Legend by Marie Lu
Series: Legend (Book #1)
Publisher: Putnam Juvenile
Release date: 29th November 2011
Read: 31st January 2014
Tagged under: 2014 read, 2014 favourites, dystopian, YA-fiction, 3
He is a Legend...
What was once the western United States is now home to the Republic, a nation perpetually at war with its neighbors. Born into an elite family in one of the Republic's wealthiest districts, fifteen-year-old June is a prodigy being groomed for success in the Republic's highest military circles. Born into the slums, fifteen-year-old Day is the country's most wanted criminal. But his motives may not be as malicious as they seem
From very different worlds, June and Day have no reason to cross paths - until the day June's brother, Metias, is murdered and Day becomes the prime suspect. Caught in the ultimate game of cat and mouse, Day is in a race for his family's survival, while June seeks to avenge Metias's death. But in a shocking turn of events, the two uncover the truth of what has really brought them together, and the sinister lengths their country will go to keep its secrets.
Book Review [Spoiler Free]
Having freshly finished the Legend series just prior to this review, it's hard not to let my feelings and views of Prodigy and Champion cloud my thoughts of Legend, the first book in this dystopian trilogy written by Marie Lu. Which is why although I have tagged this book (and series) as one of my 2014 favourites, I still left the rating of this book at a 3, the original rating I gave when I first finished this book.
Legend follows the story of June, a fifteen-year-old prodigy of the Republic, as she embarks on a quest to avenge the murder of her older brother, Metias, who was killed during a routine night of patrolling. Her target is the infamous Day, the Republic's most wanted criminal. But as the two of them meet and get to know each other more, June is forced to question her goal and the actions of the country she has sworn to protect.
As far as dystopian novels go, this one is a solid start to the trilogy. It features a strong powerful heroine and an equally capable hero. Both are strong with almost inhuman strengths and powers that gives this book almost a tinge of fantasy. The world they reside in is fully dystopian (none of the half-formed societies that some lesser books try to pass off as dystopian) with plenty of mystery and intrigue as to its past. And despite the almost instant attraction between the pair, the fact that June and Day are pitted against each other right from the start gives their friendship/relationship an off-kilter tone right from the start.

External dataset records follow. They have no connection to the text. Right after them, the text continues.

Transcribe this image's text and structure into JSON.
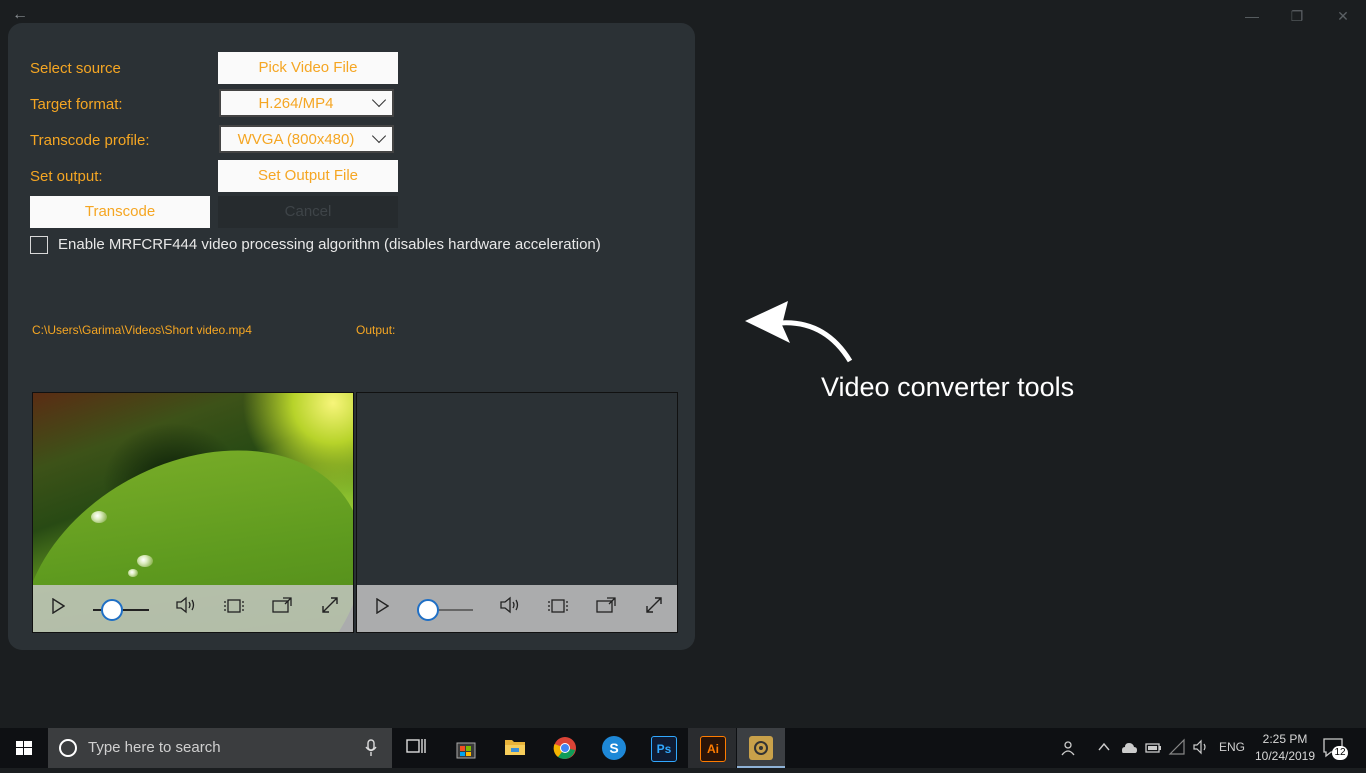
{
  "window": {
    "back_glyph": "←",
    "minimize_glyph": "—",
    "restore_glyph": "❐",
    "close_glyph": "✕"
  },
  "form": {
    "select_source_label": "Select source",
    "pick_video_button": "Pick Video File",
    "target_format_label": "Target format:",
    "target_format_value": "H.264/MP4",
    "transcode_profile_label": "Transcode profile:",
    "transcode_profile_value": "WVGA (800x480)",
    "set_output_label": "Set output:",
    "set_output_button": "Set Output File",
    "transcode_button": "Transcode",
    "cancel_button": "Cancel",
    "mrf_checkbox_label": "Enable MRFCRF444 video processing algorithm (disables hardware acceleration)",
    "mrf_checked": false
  },
  "paths": {
    "input_path": "C:\\Users\\Garima\\Videos\\Short video.mp4",
    "output_label": "Output:"
  },
  "players": [
    {
      "name": "source-player",
      "position_fraction": 0.3
    },
    {
      "name": "output-player",
      "position_fraction": 0.0
    }
  ],
  "annotation": {
    "text": "Video converter tools"
  },
  "taskbar": {
    "search_placeholder": "Type here to search",
    "language": "ENG",
    "time": "2:25 PM",
    "date": "10/24/2019",
    "notification_count": "12",
    "apps": [
      "task-view",
      "microsoft-store",
      "file-explorer",
      "chrome",
      "skype",
      "photoshop",
      "illustrator",
      "transcode-app"
    ]
  },
  "colors": {
    "accent_text": "#f5a623",
    "panel_bg": "#2b3135",
    "page_bg": "#1b1e20",
    "progress_knob": "#1f6fc5"
  }
}
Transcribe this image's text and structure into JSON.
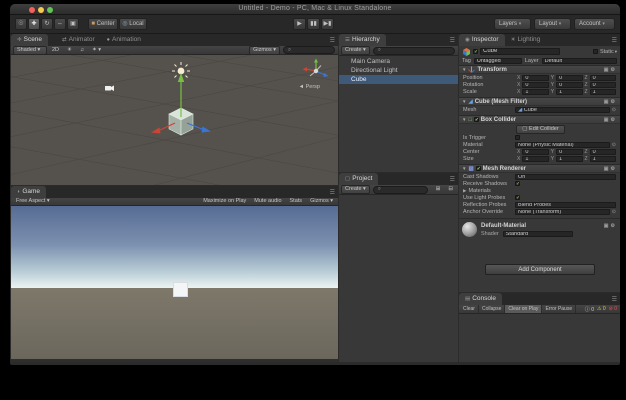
{
  "window": {
    "title": "Untitled - Demo - PC, Mac & Linux Standalone"
  },
  "toolbar": {
    "pivot": "Center",
    "space": "Local",
    "dropdowns": [
      "Layers",
      "Layout",
      "Account"
    ]
  },
  "scene": {
    "tabs": [
      "Scene",
      "Animator",
      "Animation"
    ],
    "shading": "Shaded",
    "toggle_2d": "2D",
    "gizmos": "Gizmos",
    "persp": "Persp"
  },
  "game": {
    "tab": "Game",
    "aspect": "Free Aspect",
    "maximize": "Maximize on Play",
    "mute": "Mute audio",
    "stats": "Stats",
    "gizmos": "Gizmos"
  },
  "hierarchy": {
    "tab": "Hierarchy",
    "create": "Create",
    "items": [
      {
        "label": "Main Camera",
        "selected": false
      },
      {
        "label": "Directional Light",
        "selected": false
      },
      {
        "label": "Cube",
        "selected": true
      }
    ]
  },
  "project": {
    "tab": "Project",
    "create": "Create"
  },
  "inspector": {
    "tabs": [
      "Inspector",
      "Lighting"
    ],
    "object": {
      "name": "Cube",
      "static_label": "Static",
      "tag_label": "Tag",
      "tag": "Untagged",
      "layer_label": "Layer",
      "layer": "Default"
    },
    "axes": {
      "x": "X",
      "y": "Y",
      "z": "Z"
    },
    "transform": {
      "title": "Transform",
      "rows": [
        {
          "label": "Position",
          "x": "0",
          "y": "0",
          "z": "0"
        },
        {
          "label": "Rotation",
          "x": "0",
          "y": "0",
          "z": "0"
        },
        {
          "label": "Scale",
          "x": "1",
          "y": "1",
          "z": "1"
        }
      ]
    },
    "mesh_filter": {
      "title": "Cube (Mesh Filter)",
      "mesh_label": "Mesh",
      "mesh": "Cube"
    },
    "box_collider": {
      "title": "Box Collider",
      "edit": "Edit Collider",
      "is_trigger": "Is Trigger",
      "material_label": "Material",
      "material": "None (Physic Material)",
      "center": {
        "label": "Center",
        "x": "0",
        "y": "0",
        "z": "0"
      },
      "size": {
        "label": "Size",
        "x": "1",
        "y": "1",
        "z": "1"
      }
    },
    "mesh_renderer": {
      "title": "Mesh Renderer",
      "cast_label": "Cast Shadows",
      "cast": "On",
      "receive": "Receive Shadows",
      "materials": "Materials",
      "probes_label": "Use Light Probes",
      "reflection_label": "Reflection Probes",
      "reflection": "Blend Probes",
      "anchor_label": "Anchor Override",
      "anchor": "None (Transform)"
    },
    "material": {
      "name": "Default-Material",
      "shader_label": "Shader",
      "shader": "Standard"
    },
    "add_component": "Add Component"
  },
  "console": {
    "tab": "Console",
    "clear": "Clear",
    "collapse": "Collapse",
    "clear_on_play": "Clear on Play",
    "error_pause": "Error Pause",
    "info_count": "0",
    "warn_count": "0",
    "error_count": "0"
  },
  "colors": {
    "selection": "#3f5a78",
    "sky_top": "#566b93",
    "ground": "#7a7467",
    "axis_red": "#cc4434",
    "axis_green": "#77c043",
    "axis_blue": "#3a74d6",
    "traffic_red": "#f4605a",
    "traffic_yellow": "#f7c94f",
    "traffic_green": "#62c554"
  }
}
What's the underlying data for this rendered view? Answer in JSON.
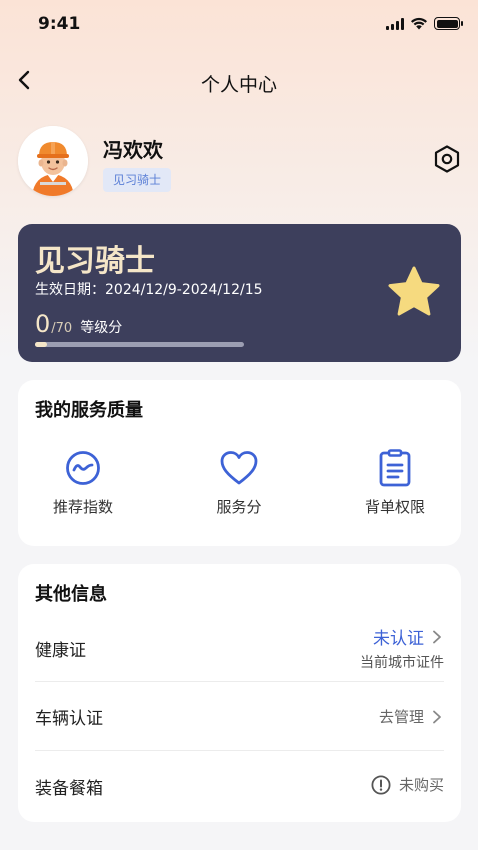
{
  "status_bar": {
    "time": "9:41"
  },
  "nav": {
    "title": "个人中心",
    "back_icon": "chevron-left-icon"
  },
  "profile": {
    "name": "冯欢欢",
    "level_tag": "见习骑士",
    "avatar_icon": "rider-avatar-icon",
    "settings_icon": "hexagon-settings-icon"
  },
  "rider_card": {
    "level": "见习骑士",
    "effective_date": "生效日期：2024/12/9-2024/12/15",
    "score": "0",
    "score_max": "/70",
    "score_label": "等级分",
    "progress_fraction": 0,
    "star_icon": "star-icon",
    "colors": {
      "background": "#3d3f5c",
      "accent": "#f5e6c8",
      "star": "#f6da7f"
    }
  },
  "service_quality": {
    "title": "我的服务质量",
    "items": [
      {
        "label": "推荐指数",
        "icon": "trend-circle-icon"
      },
      {
        "label": "服务分",
        "icon": "heart-icon"
      },
      {
        "label": "背单权限",
        "icon": "clipboard-list-icon"
      }
    ],
    "icon_color": "#3d62d6"
  },
  "other_info": {
    "title": "其他信息",
    "rows": [
      {
        "label": "健康证",
        "status": "未认证",
        "sub": "当前城市证件"
      },
      {
        "label": "车辆认证",
        "status": "去管理"
      },
      {
        "label": "装备餐箱",
        "status": "未购买",
        "icon": "alert-circle-icon"
      }
    ]
  }
}
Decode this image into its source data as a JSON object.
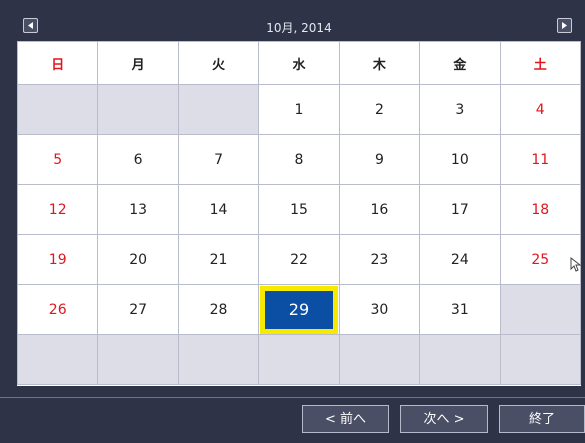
{
  "header": {
    "title": "10月, 2014"
  },
  "weekdays": [
    "日",
    "月",
    "火",
    "水",
    "木",
    "金",
    "土"
  ],
  "weeks": [
    [
      "",
      "",
      "",
      "1",
      "2",
      "3",
      "4"
    ],
    [
      "5",
      "6",
      "7",
      "8",
      "9",
      "10",
      "11"
    ],
    [
      "12",
      "13",
      "14",
      "15",
      "16",
      "17",
      "18"
    ],
    [
      "19",
      "20",
      "21",
      "22",
      "23",
      "24",
      "25"
    ],
    [
      "26",
      "27",
      "28",
      "29",
      "30",
      "31",
      ""
    ],
    [
      "",
      "",
      "",
      "",
      "",
      "",
      ""
    ]
  ],
  "selected_day": "29",
  "footer": {
    "prev_label": "< 前へ",
    "next_label": "次へ >",
    "exit_label": "終了"
  },
  "colors": {
    "weekend": "#e0161f",
    "selected_bg": "#0a4fa3",
    "selected_border": "#f5ea00",
    "empty_cell": "#dcdde6"
  },
  "icons": {
    "prev": "triangle-left-icon",
    "next": "triangle-right-icon",
    "cursor": "mouse-pointer-icon"
  }
}
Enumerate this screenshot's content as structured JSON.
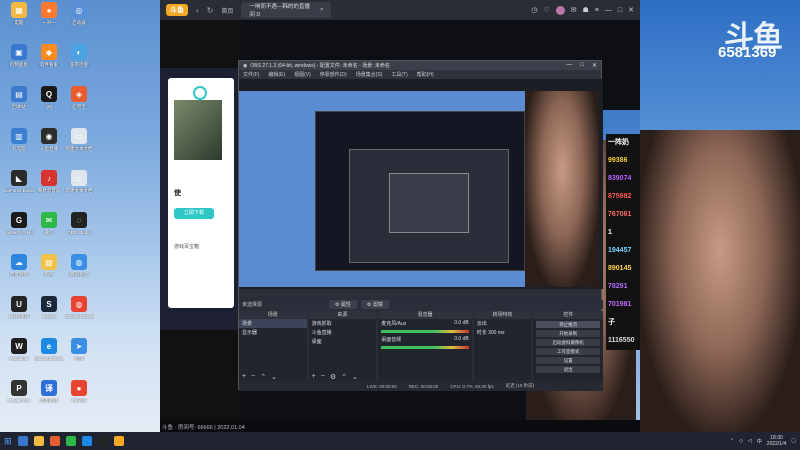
{
  "desktop": {
    "icons": [
      {
        "label": "电脑",
        "color": "#f4b942",
        "glyph": "▦"
      },
      {
        "label": "一对一",
        "color": "#ff7a2f",
        "glyph": "●"
      },
      {
        "label": "启动器",
        "color": "#5a8fd8",
        "glyph": "◎"
      },
      {
        "label": "控制面板",
        "color": "#3a78d0",
        "glyph": "▣"
      },
      {
        "label": "软件管家",
        "color": "#ff8a1e",
        "glyph": "◆"
      },
      {
        "label": "宽带连接",
        "color": "#4aa3e0",
        "glyph": "◐"
      },
      {
        "label": "回收站",
        "color": "#3d79cc",
        "glyph": "▤"
      },
      {
        "label": "QQ",
        "color": "#1a1a1a",
        "glyph": "Q"
      },
      {
        "label": "应用宝",
        "color": "#e85d2f",
        "glyph": "◈"
      },
      {
        "label": "此电脑",
        "color": "#3a7fd0",
        "glyph": "▥"
      },
      {
        "label": "斗鱼直播",
        "color": "#2d2d2d",
        "glyph": "◉"
      },
      {
        "label": "新建文本文档",
        "color": "#dfe6ef",
        "glyph": "▭"
      },
      {
        "label": "GeForce Experience",
        "color": "#2b2b2b",
        "glyph": "◣"
      },
      {
        "label": "网易云音乐",
        "color": "#d9332f",
        "glyph": "♪"
      },
      {
        "label": "新建文本文档",
        "color": "#dfe6ef",
        "glyph": "▭"
      },
      {
        "label": "Logitech G HUB",
        "color": "#1a1a1a",
        "glyph": "G"
      },
      {
        "label": "微信",
        "color": "#2fb847",
        "glyph": "✉"
      },
      {
        "label": "OBS Studio",
        "color": "#222",
        "glyph": "◌"
      },
      {
        "label": "百度网盘",
        "color": "#2e86de",
        "glyph": "☁"
      },
      {
        "label": "照片",
        "color": "#f0c24a",
        "glyph": "▧"
      },
      {
        "label": "腾讯会议",
        "color": "#3a8ee6",
        "glyph": "◍"
      },
      {
        "label": "UU加速器",
        "color": "#242424",
        "glyph": "U"
      },
      {
        "label": "Steam",
        "color": "#1b2838",
        "glyph": "S"
      },
      {
        "label": "Google Chrome",
        "color": "#e94235",
        "glyph": "◍"
      },
      {
        "label": "WeGame",
        "color": "#1f1f1f",
        "glyph": "W"
      },
      {
        "label": "Microsoft Edge",
        "color": "#1e88e5",
        "glyph": "e"
      },
      {
        "label": "迅雷",
        "color": "#3a8ee6",
        "glyph": "➤"
      },
      {
        "label": "PowerToys",
        "color": "#333",
        "glyph": "P"
      },
      {
        "label": "百度翻译",
        "color": "#2f6fd8",
        "glyph": "译"
      },
      {
        "label": "EV录屏",
        "color": "#e6452f",
        "glyph": "●"
      }
    ]
  },
  "wallpaper": {
    "logo": "斗鱼",
    "room_number": "6581369"
  },
  "browser": {
    "logo": "斗鱼",
    "back": "‹",
    "refresh": "↻",
    "home_tab": "首页",
    "active_tab": "一响而不遇—韩的的直播间 D",
    "tab_close": "×",
    "footer": "斗鱼 · 房间号: 66666 | 2022.01.04"
  },
  "promo": {
    "title_fragment": "使",
    "button": "立即下载",
    "subtitle": "游戏百宝箱",
    "sub2": "● 斗鱼直播"
  },
  "obs": {
    "title": "OBS 27.1.3 (64-bit, windows) - 配置文件: 未命名 - 场景: 未命名",
    "menu": [
      "文件(F)",
      "编辑(E)",
      "视图(V)",
      "停靠部件(D)",
      "场景集合(S)",
      "工具(T)",
      "帮助(H)"
    ],
    "source_label": "未选择源",
    "props_btn": "⚙ 属性",
    "filters_btn": "⚙ 滤镜",
    "docks": {
      "scenes": {
        "title": "场景",
        "items": [
          "场景",
          "显示器"
        ]
      },
      "sources": {
        "title": "来源",
        "items": [
          "游戏抓取",
          "斗鱼直播",
          "桌面"
        ]
      },
      "mixer": {
        "title": "混音器",
        "channels": [
          {
            "name": "麦克风/Aux",
            "db": "0.0 dB"
          },
          {
            "name": "桌面音频",
            "db": "0.0 dB"
          }
        ]
      },
      "transitions": {
        "title": "转场特效",
        "type": "淡出",
        "duration_label": "时长",
        "duration": "300 ms"
      },
      "controls": {
        "title": "控件",
        "buttons": [
          "停止推流",
          "开始录制",
          "启动虚拟摄像机",
          "工作室模式",
          "设置",
          "退出"
        ]
      }
    },
    "status": {
      "live": "LIVE: 00:00:00",
      "rec": "REC: 00:00:00",
      "cpu": "CPU: 0.7%, 60.00 fps",
      "lag": "延迟 (10 秒前)"
    }
  },
  "chat_numbers": [
    {
      "text": "一阵奶",
      "color": "#fff"
    },
    {
      "text": "99386",
      "color": "#f3d03a"
    },
    {
      "text": "839074",
      "color": "#b560ff"
    },
    {
      "text": "875982",
      "color": "#ff5a5a"
    },
    {
      "text": "767061",
      "color": "#ff6b6b"
    },
    {
      "text": "1",
      "color": "#fff"
    },
    {
      "text": "194457",
      "color": "#7bd3ff"
    },
    {
      "text": "890145",
      "color": "#ffd24a"
    },
    {
      "text": "78291",
      "color": "#b26bff"
    },
    {
      "text": "701981",
      "color": "#c46bff"
    },
    {
      "text": "子",
      "color": "#fff"
    },
    {
      "text": "1116550",
      "color": "#ddd"
    }
  ],
  "taskbar": {
    "start": "⊞",
    "clock_time": "18:30",
    "clock_date": "2022/1/4",
    "lang": "中"
  }
}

The story line alternates between June and Day, giving the reader perspectives on both the world of the elite and rich, as well as that of the streets. But soon, as the characters meet, their worlds collide and the story line merges to one. One of the strength of Lu's writing is the fact that even though Metias is relatively a small character, the reader nevertheless relates to June's grief over his passing and can understand the reasons behind her actions. Another small facet that I really enjoyed was both June and Day's ability to notice very small details with regards to their surroundings. Legend is most definitely a strong dystopian novel and stands above the throngs of dystopian works that have flooded the market.
But what prevented me from giving this book a higher rating is that I felt it just needed a bit more. As often is the case with trilogies, the author holds onto some trump cards for the later books. I felt that Marie Lu didn't reveal too much of the world building, leaving me with the sense that there is a bigger world out there but the story is isolated to just one city. There are also a lot of questions raised but never answered. While it was enjoyable, it didn't do enough to land on my favourites list on its own.
I definitely enjoyed this book and it left me wanting to continue the series. It may be a harsh rating for such a solid read but I just felt Legend just needed to give a bit more than what it had. However, I would still highly recommend this book (and the series) to fans of the dystopian genre.